Elizabeth Gaskell was the daughter of a Unitarian clergyman, who was also a civil servant and journalist. Her mother died when she was young, and she was brought up by her aunt in Knutsford, a small village that was the prototype for Cranford, Hollingford and the setting for numerous other short stories. In 1832, she married William Gaskell, a Unitarian clergyman in Manchester. She participated in his ministry and collaborated with him to write the poem "Sketches Among the Poor" in 1837. "Our Society at Cranford" was the first two chapters of "Cranford" and it appeared in Dickens' Household Words in 1851. Dickens liked it so much that he pressed Gaskell for more episodes, and she produced eight more of them between 1852 and 1853. She also wrote, mainly for Dickens, "My Lady Ludlow" and "Lois the Witch," a novella that concerns the Salem witch trials. "Wives and Daughters: An Every-day Story" ran in Cornhill from August 1864 to January 1866. The final installment was never written but the ending was known and the novel exists now virtually complete.
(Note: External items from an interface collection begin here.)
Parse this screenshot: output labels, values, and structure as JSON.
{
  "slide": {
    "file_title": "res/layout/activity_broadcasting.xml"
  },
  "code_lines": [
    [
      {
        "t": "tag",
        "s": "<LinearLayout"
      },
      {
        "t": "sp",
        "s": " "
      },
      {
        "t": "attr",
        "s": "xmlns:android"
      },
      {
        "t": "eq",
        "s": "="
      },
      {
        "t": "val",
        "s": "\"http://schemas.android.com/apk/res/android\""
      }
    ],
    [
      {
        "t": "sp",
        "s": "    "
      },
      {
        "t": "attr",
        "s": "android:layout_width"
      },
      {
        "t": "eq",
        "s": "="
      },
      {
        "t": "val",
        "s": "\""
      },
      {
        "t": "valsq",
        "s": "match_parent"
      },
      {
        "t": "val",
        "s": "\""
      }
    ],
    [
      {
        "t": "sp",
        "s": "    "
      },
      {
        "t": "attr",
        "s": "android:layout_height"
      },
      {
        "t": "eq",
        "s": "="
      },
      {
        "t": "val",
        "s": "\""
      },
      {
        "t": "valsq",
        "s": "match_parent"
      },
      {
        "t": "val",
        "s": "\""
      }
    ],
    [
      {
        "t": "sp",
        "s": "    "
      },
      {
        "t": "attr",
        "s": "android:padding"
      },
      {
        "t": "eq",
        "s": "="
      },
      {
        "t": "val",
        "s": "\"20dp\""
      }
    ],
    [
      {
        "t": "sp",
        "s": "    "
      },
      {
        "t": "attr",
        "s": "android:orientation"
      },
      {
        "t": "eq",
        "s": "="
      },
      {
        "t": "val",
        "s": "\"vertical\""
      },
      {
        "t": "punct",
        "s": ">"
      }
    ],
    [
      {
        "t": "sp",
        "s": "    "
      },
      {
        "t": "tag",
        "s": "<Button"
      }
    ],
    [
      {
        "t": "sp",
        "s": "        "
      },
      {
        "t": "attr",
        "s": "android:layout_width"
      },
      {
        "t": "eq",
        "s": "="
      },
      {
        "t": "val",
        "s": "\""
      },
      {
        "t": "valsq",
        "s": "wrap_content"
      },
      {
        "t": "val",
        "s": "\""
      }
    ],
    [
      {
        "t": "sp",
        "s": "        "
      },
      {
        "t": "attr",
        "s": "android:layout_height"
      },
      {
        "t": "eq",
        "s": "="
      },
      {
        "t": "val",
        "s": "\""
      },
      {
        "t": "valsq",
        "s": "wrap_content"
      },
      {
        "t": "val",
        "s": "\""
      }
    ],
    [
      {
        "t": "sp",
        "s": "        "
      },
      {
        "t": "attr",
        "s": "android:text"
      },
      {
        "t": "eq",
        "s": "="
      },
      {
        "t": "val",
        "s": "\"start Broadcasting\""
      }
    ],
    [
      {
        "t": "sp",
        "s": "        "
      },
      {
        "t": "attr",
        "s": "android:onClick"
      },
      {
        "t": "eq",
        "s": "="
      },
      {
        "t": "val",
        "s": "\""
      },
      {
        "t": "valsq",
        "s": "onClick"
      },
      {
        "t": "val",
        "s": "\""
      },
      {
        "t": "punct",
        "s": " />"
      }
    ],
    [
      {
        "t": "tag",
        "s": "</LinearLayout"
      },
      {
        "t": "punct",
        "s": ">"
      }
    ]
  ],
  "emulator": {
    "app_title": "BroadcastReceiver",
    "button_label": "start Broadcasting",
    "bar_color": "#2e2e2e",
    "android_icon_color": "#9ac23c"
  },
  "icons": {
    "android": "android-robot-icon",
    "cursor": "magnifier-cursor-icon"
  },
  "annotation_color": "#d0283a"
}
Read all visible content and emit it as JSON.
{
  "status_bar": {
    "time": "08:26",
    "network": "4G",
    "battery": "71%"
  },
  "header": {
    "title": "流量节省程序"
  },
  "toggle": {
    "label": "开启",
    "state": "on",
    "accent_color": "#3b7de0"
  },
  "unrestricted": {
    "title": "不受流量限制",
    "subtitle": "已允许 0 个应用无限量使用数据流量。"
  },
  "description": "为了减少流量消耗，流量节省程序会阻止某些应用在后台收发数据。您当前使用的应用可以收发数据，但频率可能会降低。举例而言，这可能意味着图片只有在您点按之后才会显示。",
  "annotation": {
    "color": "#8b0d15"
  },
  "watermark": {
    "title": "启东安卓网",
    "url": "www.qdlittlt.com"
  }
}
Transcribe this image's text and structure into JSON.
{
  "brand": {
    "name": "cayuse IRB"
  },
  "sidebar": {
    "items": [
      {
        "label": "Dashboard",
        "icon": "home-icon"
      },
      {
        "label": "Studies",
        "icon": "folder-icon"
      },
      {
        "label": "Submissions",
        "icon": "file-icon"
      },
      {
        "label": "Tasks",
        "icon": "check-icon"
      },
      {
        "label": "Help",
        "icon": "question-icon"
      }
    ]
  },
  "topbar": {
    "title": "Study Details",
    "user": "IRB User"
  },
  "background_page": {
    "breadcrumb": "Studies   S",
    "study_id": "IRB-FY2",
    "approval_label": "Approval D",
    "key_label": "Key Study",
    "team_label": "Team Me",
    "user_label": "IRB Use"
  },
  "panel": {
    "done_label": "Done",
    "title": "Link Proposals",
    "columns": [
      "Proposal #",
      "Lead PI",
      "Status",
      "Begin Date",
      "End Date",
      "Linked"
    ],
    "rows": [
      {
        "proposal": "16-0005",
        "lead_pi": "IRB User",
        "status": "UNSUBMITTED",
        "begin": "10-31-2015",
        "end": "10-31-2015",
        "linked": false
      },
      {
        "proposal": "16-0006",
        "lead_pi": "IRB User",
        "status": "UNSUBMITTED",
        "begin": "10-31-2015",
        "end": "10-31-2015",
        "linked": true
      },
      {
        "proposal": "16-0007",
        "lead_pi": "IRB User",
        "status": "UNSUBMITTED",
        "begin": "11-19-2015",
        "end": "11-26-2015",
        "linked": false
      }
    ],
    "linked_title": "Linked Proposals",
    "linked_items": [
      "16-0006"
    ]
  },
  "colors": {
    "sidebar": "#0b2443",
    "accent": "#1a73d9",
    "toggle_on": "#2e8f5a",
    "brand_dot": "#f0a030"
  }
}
The story centers on a series of relationships between family groups in Hollingford. Most critics agree that her greatest achievement is the short novel "Cousin Phillis." Gaskell was also followed by controversy. In 1853, she offended many readers with "Ruth," which explored seduction and illegitimacy that led the "fallen woman" into ostracism and inevitable prostitution. The novel presents the social conduct in a small community when tolerance and morality clash. Critics praised the novel's moral lessons but Gaskell's own congregation burned the book and it was banned in many libraries. In 1857, "The Life of Charlotte Bronte" was published. The biography was initially praised but angry protests came from some of the people it dealt with. Gaskell wrote of Bronte's version on his dismissal from his tutoring position. He blamed it on his refusal to be seduced by his employer's wife. She was threatened with legal action but, with the help of her husband, the problems were resolved. Gaskell was against any biographical notice of her being written during her lifetime. After her death in 1865, her family refused to make family letters or biographical data available.

Bibliographic information